The records sit below this line. Repeat all of them exactly.

Top of Material supplied

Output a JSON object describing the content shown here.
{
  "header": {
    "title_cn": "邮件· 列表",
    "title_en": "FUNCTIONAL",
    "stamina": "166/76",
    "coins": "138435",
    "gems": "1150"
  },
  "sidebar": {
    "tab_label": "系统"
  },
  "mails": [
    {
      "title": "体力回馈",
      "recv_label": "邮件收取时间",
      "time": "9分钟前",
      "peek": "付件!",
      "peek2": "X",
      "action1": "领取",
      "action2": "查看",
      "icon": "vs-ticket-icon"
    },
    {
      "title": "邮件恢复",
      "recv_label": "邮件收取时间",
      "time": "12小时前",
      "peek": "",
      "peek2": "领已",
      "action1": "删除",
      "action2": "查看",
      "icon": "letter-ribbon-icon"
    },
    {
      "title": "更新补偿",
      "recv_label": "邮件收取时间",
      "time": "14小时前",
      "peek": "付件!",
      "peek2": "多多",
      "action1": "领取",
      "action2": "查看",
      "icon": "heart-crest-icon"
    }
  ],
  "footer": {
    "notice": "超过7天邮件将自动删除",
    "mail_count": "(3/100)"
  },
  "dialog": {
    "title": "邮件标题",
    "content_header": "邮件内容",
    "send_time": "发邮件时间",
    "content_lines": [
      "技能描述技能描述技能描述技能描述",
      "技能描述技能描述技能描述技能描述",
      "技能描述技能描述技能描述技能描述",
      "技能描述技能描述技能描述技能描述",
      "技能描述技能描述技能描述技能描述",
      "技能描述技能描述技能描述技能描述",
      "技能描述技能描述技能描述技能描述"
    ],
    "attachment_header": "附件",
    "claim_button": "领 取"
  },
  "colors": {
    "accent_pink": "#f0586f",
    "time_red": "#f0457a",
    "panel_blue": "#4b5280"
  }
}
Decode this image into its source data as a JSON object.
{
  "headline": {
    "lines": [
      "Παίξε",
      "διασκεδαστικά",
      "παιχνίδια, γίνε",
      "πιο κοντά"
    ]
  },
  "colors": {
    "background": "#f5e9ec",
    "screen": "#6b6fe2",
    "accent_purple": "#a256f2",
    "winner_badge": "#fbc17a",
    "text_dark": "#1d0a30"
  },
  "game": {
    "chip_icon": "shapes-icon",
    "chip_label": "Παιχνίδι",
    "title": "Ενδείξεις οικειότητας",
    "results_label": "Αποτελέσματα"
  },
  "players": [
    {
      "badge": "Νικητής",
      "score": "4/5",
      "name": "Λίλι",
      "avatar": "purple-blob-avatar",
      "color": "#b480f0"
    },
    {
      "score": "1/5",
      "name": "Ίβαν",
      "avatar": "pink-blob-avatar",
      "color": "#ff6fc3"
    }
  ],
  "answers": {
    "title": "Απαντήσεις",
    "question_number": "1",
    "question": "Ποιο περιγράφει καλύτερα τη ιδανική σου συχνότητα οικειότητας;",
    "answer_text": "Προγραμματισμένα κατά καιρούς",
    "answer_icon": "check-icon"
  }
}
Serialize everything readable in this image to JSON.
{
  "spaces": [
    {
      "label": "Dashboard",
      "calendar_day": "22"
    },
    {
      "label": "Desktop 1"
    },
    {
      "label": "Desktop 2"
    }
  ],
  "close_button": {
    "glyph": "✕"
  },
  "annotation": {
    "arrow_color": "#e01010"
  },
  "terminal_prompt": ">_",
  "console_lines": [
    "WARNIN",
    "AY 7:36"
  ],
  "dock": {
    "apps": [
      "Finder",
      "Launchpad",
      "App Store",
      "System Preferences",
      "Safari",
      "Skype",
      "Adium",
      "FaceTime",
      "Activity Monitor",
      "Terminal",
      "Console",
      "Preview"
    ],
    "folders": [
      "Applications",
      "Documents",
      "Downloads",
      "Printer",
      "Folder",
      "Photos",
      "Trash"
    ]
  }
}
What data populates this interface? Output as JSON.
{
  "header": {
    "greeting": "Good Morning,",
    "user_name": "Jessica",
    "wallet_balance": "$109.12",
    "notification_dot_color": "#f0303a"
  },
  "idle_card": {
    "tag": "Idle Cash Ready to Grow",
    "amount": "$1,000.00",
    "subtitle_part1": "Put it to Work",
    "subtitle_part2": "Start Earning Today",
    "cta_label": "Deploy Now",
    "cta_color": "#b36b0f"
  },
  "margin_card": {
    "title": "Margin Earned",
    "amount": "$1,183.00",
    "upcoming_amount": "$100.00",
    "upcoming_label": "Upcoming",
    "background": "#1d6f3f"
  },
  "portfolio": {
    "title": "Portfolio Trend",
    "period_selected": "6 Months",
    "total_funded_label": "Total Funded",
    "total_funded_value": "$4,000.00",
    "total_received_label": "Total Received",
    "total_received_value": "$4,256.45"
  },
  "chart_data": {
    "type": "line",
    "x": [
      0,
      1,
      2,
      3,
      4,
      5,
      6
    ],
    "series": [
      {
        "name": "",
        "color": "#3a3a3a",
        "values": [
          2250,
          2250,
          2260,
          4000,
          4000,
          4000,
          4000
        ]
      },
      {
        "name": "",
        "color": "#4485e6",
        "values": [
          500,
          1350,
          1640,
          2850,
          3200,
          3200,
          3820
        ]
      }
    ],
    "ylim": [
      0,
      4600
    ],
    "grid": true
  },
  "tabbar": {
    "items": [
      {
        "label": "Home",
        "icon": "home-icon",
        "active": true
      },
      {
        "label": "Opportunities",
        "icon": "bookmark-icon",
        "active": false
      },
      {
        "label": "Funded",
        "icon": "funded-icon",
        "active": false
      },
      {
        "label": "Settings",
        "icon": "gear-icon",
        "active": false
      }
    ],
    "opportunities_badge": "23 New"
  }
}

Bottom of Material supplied

■ **Finished exercise**
Output a JSON object describing the content shown here.
{
  "header": {
    "title_cn": "邮件· 列表",
    "title_en": "FUNCTIONAL",
    "stamina": "166/76",
    "coins": "138435",
    "gems": "1150"
  },
  "sidebar": {
    "tab_label": "系统"
  },
  "mails": [
    {
      "title": "体力回馈",
      "recv_label": "邮件收取时间",
      "time": "9分钟前",
      "peek": "付件!",
      "peek2": "X",
      "action1": "领取",
      "action2": "查看",
      "icon": "vs-ticket-icon"
    },
    {
      "title": "邮件恢复",
      "recv_label": "邮件收取时间",
      "time": "12小时前",
      "peek": "",
      "peek2": "领已",
      "action1": "删除",
      "action2": "查看",
      "icon": "letter-ribbon-icon"
    },
    {
      "title": "更新补偿",
      "recv_label": "邮件收取时间",
      "time": "14小时前",
      "peek": "付件!",
      "peek2": "多多",
      "action1": "领取",
      "action2": "查看",
      "icon": "heart-crest-icon"
    }
  ],
  "footer": {
    "notice": "超过7天邮件将自动删除",
    "mail_count": "(3/100)"
  },
  "dialog": {
    "title": "邮件标题",
    "content_header": "邮件内容",
    "send_time": "发邮件时间",
    "content_lines": [
      "技能描述技能描述技能描述技能描述",
      "技能描述技能描述技能描述技能描述",
      "技能描述技能描述技能描述技能描述",
      "技能描述技能描述技能描述技能描述",
      "技能描述技能描述技能描述技能描述",
      "技能描述技能描述技能描述技能描述",
      "技能描述技能描述技能描述技能描述"
    ],
    "attachment_header": "附件",
    "claim_button": "领 取"
  },
  "colors": {
    "accent_pink": "#f0586f",
    "time_red": "#f0457a",
    "panel_blue": "#4b5280"
  }
}
Decode this image into its source data as a JSON object.
{
  "headline": {
    "lines": [
      "Παίξε",
      "διασκεδαστικά",
      "παιχνίδια, γίνε",
      "πιο κοντά"
    ]
  },
  "colors": {
    "background": "#f5e9ec",
    "screen": "#6b6fe2",
    "accent_purple": "#a256f2",
    "winner_badge": "#fbc17a",
    "text_dark": "#1d0a30"
  },
  "game": {
    "chip_icon": "shapes-icon",
    "chip_label": "Παιχνίδι",
    "title": "Ενδείξεις οικειότητας",
    "results_label": "Αποτελέσματα"
  },
  "players": [
    {
      "badge": "Νικητής",
      "score": "4/5",
      "name": "Λίλι",
      "avatar": "purple-blob-avatar",
      "color": "#b480f0"
    },
    {
      "score": "1/5",
      "name": "Ίβαν",
      "avatar": "pink-blob-avatar",
      "color": "#ff6fc3"
    }
  ],
  "answers": {
    "title": "Απαντήσεις",
    "question_number": "1",
    "question": "Ποιο περιγράφει καλύτερα τη ιδανική σου συχνότητα οικειότητας;",
    "answer_text": "Προγραμματισμένα κατά καιρούς",
    "answer_icon": "check-icon"
  }
}
Serialize everything readable in this image to JSON.
{
  "spaces": [
    {
      "label": "Dashboard",
      "calendar_day": "22"
    },
    {
      "label": "Desktop 1"
    },
    {
      "label": "Desktop 2"
    }
  ],
  "close_button": {
    "glyph": "✕"
  },
  "annotation": {
    "arrow_color": "#e01010"
  },
  "terminal_prompt": ">_",
  "console_lines": [
    "WARNIN",
    "AY 7:36"
  ],
  "dock": {
    "apps": [
      "Finder",
      "Launchpad",
      "App Store",
      "System Preferences",
      "Safari",
      "Skype",
      "Adium",
      "FaceTime",
      "Activity Monitor",
      "Terminal",
      "Console",
      "Preview"
    ],
    "folders": [
      "Applications",
      "Documents",
      "Downloads",
      "Printer",
      "Folder",
      "Photos",
      "Trash"
    ]
  }
}
What data populates this interface? Output as JSON.
{
  "header": {
    "greeting": "Good Morning,",
    "user_name": "Jessica",
    "wallet_balance": "$109.12",
    "notification_dot_color": "#f0303a"
  },
  "idle_card": {
    "tag": "Idle Cash Ready to Grow",
    "amount": "$1,000.00",
    "subtitle_part1": "Put it to Work",
    "subtitle_part2": "Start Earning Today",
    "cta_label": "Deploy Now",
    "cta_color": "#b36b0f"
  },
  "margin_card": {
    "title": "Margin Earned",
    "amount": "$1,183.00",
    "upcoming_amount": "$100.00",
    "upcoming_label": "Upcoming",
    "background": "#1d6f3f"
  },
  "portfolio": {
    "title": "Portfolio Trend",
    "period_selected": "6 Months",
    "total_funded_label": "Total Funded",
    "total_funded_value": "$4,000.00",
    "total_received_label": "Total Received",
    "total_received_value": "$4,256.45"
  },
  "chart_data": {
    "type": "line",
    "x": [
      0,
      1,
      2,
      3,
      4,
      5,
      6
    ],
    "series": [
      {
        "name": "",
        "color": "#3a3a3a",
        "values": [
          2250,
          2250,
          2260,
          4000,
          4000,
          4000,
          4000
        ]
      },
      {
        "name": "",
        "color": "#4485e6",
        "values": [
          500,
          1350,
          1640,
          2850,
          3200,
          3200,
          3820
        ]
      }
    ],
    "ylim": [
      0,
      4600
    ],
    "grid": true
  },
  "tabbar": {
    "items": [
      {
        "label": "Home",
        "icon": "home-icon",
        "active": true
      },
      {
        "label": "Opportunities",
        "icon": "bookmark-icon",
        "active": false
      },
      {
        "label": "Funded",
        "icon": "funded-icon",
        "active": false
      },
      {
        "label": "Settings",
        "icon": "gear-icon",
        "active": false
      }
    ],
    "opportunities_badge": "23 New"
  }
}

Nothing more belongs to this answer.